When Ernest Hemingway wrote about Marlin fishing as part of his novella called “The Old Man and the Sea,” the story was not far from reality. He talked about an old Cuban fisherman who caught the biggest catch of his entire fishing career—an 18ft Marlin.
Marlin fishing is the most popular—yet the hardest—form of sportfishing around the world. Marlins—white, black, blue, or striped—are known for their huge size, weight, and their telltale bill.
Catching them is very difficult because of their fastidious nature; when they do fall for your bait, they put up an incredible fight. Santiago—Hemingway’s Cuban fisherman—took three days to kill the fish.
The History of Marlin Fishing
In 1992, a sport fisherman was able to catch a 1,400-pound Blue Marlin in Brazilian waters. Another fisherman caught a 1,560-pound black Marlin in Peru.
The biggest catch, however, was made in 1970 on a charter fishing boat out of Oahu, where a man caught an enormous Marlin weighing 1,805 pounds. This beast of a Marlin was named Choy’s Monster.
In fishing circles, a grander is any catch that weighs over 1,000 pounds. Marlin fishing more than qualifies.
Different Types of Marlin
Marlins are a part of the Billfish family, just like the Swordfish and Sailfish. They are highly predatory fish and use their spear-like ‘bill’ to stun and slash their prey.
Moreover, they are migratory species and change their locations based on the warmth of the water. They are mostly found in tropical and sub-tropical waters.
Even though there are four varieties of Marlin, they all possess a familiar color scheme, habits, and characteristics. This means that amateur fishers—or people who are untrained—can mistake a Blue Marlin for a Striped Marlin or a black for a blue one.
Here’s how you can distinguish between each type of Marlin:
Blue Marlins dive deeper but get tired really quickly compared to other Marlins. However, they are incredibly acrobatic and are known to put up an aggressive fight by swimming hard and long.
You can recognize a Blue Marlin by its:
- Pointy front dorsal fin which is never higher than the maximum depth of the body
- Cobalt blue-black which fades into white and pale blue stripes that aren’t as visible as that of a striped marlin
- Cylindrical body shape
Popularly referred to as “the bull of the sea,” these beings are bigger than the Blue Marlin and are very rarely found in temperate waters.
The males can grow up to 15ft long and may weigh as much as 1,600 pounds, but they are usually smaller than the females.
They are sought after because of their large size, extreme strength, and incredible endurance—which is why they are popular in sportfishing.
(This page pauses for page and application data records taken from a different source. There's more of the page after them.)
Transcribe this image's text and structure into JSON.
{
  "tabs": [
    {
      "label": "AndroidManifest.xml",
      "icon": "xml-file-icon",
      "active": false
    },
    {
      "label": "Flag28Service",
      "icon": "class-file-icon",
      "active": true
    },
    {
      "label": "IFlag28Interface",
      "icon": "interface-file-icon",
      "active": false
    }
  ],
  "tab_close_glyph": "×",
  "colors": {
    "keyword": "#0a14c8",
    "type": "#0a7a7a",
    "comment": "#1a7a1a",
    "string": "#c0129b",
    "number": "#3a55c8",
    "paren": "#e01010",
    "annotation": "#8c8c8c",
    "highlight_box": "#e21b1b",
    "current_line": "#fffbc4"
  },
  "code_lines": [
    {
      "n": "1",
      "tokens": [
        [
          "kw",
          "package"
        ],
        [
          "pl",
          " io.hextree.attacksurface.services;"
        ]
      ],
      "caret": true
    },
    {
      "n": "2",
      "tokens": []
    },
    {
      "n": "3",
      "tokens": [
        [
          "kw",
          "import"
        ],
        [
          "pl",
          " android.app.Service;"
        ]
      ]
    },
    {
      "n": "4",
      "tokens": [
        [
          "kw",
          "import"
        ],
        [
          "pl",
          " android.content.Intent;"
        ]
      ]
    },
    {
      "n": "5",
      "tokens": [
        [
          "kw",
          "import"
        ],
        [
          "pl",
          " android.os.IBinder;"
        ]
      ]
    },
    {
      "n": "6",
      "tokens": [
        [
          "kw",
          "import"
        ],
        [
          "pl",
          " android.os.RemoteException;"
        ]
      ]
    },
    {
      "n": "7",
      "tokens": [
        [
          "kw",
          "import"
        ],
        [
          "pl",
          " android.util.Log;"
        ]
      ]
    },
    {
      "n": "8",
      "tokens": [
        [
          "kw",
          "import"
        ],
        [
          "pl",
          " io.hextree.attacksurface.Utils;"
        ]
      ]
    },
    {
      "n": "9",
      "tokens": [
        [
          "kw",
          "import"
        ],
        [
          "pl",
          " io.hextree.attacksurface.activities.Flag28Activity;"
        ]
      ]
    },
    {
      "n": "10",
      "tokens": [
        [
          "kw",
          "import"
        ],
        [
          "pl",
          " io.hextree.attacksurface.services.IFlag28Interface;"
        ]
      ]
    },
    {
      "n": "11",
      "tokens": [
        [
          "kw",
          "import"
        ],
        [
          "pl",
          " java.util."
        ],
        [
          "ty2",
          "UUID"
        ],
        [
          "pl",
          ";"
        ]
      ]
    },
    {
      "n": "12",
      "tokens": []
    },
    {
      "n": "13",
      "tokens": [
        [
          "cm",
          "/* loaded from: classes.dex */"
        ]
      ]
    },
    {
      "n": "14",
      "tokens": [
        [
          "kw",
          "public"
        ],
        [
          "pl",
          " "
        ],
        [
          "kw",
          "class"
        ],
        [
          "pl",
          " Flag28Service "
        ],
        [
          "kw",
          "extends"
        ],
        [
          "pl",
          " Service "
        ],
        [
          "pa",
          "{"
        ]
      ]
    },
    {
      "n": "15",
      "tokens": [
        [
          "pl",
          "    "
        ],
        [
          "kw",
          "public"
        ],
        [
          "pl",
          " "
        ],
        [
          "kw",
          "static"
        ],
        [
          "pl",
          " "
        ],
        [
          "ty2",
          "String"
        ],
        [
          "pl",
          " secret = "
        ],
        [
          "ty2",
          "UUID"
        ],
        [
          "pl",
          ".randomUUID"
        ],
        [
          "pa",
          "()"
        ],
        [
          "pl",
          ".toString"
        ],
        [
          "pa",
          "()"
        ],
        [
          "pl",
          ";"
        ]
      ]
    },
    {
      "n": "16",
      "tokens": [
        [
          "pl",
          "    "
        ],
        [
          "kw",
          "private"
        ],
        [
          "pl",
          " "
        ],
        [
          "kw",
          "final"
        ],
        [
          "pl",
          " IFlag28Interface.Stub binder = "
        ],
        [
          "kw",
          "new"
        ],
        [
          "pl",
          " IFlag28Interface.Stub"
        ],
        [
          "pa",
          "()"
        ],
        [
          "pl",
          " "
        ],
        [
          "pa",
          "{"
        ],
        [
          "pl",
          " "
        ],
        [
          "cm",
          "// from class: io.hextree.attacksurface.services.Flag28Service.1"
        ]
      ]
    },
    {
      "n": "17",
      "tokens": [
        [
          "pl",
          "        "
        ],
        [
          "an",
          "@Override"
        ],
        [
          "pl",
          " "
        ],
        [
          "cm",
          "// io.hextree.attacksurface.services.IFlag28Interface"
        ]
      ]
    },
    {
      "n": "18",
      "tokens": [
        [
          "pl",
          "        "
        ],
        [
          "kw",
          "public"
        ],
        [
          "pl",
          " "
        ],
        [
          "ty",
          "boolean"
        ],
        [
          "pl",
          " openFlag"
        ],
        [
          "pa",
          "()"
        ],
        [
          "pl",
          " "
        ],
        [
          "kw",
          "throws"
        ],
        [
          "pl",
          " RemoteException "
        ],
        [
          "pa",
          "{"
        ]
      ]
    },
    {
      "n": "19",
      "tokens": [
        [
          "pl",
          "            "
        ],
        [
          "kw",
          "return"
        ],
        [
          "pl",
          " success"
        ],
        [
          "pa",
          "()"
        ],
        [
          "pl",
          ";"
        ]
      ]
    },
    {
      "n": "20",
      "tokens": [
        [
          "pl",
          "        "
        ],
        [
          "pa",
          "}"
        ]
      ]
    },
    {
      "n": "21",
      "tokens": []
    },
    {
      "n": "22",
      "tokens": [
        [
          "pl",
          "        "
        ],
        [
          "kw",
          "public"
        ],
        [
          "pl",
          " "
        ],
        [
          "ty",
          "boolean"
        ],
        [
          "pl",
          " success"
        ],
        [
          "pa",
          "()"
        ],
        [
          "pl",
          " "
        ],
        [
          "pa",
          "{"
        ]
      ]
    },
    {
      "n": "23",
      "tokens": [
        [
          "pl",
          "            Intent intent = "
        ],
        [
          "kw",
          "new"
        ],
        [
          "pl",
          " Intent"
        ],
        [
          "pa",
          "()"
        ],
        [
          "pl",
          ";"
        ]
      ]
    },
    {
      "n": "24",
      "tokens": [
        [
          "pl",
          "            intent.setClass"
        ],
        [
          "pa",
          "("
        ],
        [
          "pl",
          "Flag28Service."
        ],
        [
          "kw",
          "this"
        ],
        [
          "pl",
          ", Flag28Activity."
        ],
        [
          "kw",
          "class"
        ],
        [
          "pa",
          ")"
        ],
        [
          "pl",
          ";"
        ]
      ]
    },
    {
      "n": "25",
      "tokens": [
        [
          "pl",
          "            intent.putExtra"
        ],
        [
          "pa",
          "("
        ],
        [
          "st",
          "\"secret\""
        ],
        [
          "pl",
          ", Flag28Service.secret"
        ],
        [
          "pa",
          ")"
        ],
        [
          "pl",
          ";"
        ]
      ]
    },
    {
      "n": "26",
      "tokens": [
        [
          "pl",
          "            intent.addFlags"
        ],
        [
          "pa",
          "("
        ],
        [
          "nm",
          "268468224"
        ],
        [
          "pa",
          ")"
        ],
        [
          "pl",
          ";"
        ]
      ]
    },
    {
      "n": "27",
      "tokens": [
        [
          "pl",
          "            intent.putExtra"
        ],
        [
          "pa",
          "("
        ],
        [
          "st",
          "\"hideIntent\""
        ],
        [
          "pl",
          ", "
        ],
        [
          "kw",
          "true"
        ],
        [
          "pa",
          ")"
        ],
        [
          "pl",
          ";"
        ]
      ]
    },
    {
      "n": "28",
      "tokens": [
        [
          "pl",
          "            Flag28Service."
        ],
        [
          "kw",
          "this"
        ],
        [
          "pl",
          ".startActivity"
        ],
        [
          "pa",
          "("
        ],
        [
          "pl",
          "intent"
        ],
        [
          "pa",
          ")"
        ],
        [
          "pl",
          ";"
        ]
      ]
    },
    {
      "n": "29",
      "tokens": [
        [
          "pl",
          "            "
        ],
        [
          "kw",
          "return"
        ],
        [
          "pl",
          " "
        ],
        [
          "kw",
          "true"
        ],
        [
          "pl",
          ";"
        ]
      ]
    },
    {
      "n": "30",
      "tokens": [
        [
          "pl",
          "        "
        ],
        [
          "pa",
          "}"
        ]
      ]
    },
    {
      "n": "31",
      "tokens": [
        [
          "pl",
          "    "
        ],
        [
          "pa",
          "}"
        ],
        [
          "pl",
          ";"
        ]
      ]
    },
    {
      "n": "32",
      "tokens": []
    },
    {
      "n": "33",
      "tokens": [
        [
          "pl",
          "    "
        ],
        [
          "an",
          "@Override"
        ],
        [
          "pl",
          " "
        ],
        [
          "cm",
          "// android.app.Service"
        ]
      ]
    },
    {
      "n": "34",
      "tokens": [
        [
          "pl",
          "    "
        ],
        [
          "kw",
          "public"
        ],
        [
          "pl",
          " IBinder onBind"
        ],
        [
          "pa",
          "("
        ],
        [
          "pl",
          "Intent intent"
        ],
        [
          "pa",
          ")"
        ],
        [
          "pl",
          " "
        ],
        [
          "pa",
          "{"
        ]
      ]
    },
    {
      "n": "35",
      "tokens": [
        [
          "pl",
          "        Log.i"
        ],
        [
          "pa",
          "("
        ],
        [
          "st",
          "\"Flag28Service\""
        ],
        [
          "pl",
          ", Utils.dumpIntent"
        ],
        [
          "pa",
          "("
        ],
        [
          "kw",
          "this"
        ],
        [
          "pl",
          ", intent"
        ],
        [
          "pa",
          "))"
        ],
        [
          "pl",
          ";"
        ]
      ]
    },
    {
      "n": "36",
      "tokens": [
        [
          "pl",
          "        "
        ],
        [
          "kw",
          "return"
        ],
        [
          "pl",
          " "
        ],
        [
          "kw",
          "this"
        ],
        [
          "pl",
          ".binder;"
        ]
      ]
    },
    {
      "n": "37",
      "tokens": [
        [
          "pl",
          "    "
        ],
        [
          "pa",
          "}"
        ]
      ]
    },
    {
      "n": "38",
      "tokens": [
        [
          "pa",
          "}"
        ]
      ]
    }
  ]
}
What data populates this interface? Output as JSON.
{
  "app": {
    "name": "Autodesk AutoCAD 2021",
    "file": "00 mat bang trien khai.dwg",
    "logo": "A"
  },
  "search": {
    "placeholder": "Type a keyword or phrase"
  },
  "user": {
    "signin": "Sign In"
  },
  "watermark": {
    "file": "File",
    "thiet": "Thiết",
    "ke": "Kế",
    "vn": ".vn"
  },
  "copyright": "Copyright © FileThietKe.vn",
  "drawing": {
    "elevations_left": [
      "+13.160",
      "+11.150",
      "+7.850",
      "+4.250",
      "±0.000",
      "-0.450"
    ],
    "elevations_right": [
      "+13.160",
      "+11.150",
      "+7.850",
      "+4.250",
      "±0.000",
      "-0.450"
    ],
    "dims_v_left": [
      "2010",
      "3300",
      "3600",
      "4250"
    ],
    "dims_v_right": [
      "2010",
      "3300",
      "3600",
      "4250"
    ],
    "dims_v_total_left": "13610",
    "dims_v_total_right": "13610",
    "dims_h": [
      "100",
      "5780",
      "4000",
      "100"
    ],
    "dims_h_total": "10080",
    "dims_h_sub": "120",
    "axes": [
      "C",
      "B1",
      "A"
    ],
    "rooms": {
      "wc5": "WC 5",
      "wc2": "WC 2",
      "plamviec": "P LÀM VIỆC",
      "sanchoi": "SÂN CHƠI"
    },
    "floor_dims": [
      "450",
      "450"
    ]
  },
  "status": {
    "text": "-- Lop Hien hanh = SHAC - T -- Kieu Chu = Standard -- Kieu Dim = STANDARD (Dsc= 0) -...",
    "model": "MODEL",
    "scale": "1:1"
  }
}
You can recognize them by:
- The smaller Mohawk compared to most Marlins
- A body and bill that tend to be shorter than other species
- The dark blue-black color fading into a silver belly
- Pectoral rigid fins which can’t be folded
These are known to catch their prey by overtaking them instead of slashing or stunning them. Despite being the smallest of the lot, they are sought after because of their stunning speed, leaping ability and the difficulty of hooking them.
You can recognize them by:
- They’re round first dorsal
- The height of the first dorsal is often greater than the body depth
- The lighter, green color
Striped Marlins are usually found in colder waters compared to Blue or Black Marlins. They are famous for their fighting ability and have built the ability to spend more time in the air than in water once hooked.
You can recognize them by their:
- Pointy front dorsal
- Pale blue vertical stripes—more visible than in any other species
- A lean body and compressed sides
- Flexible pectoral fins
- Pointy pectoral and anal fins
And that’s all you need to know about distinguishing between Marlin species. Now get fishing!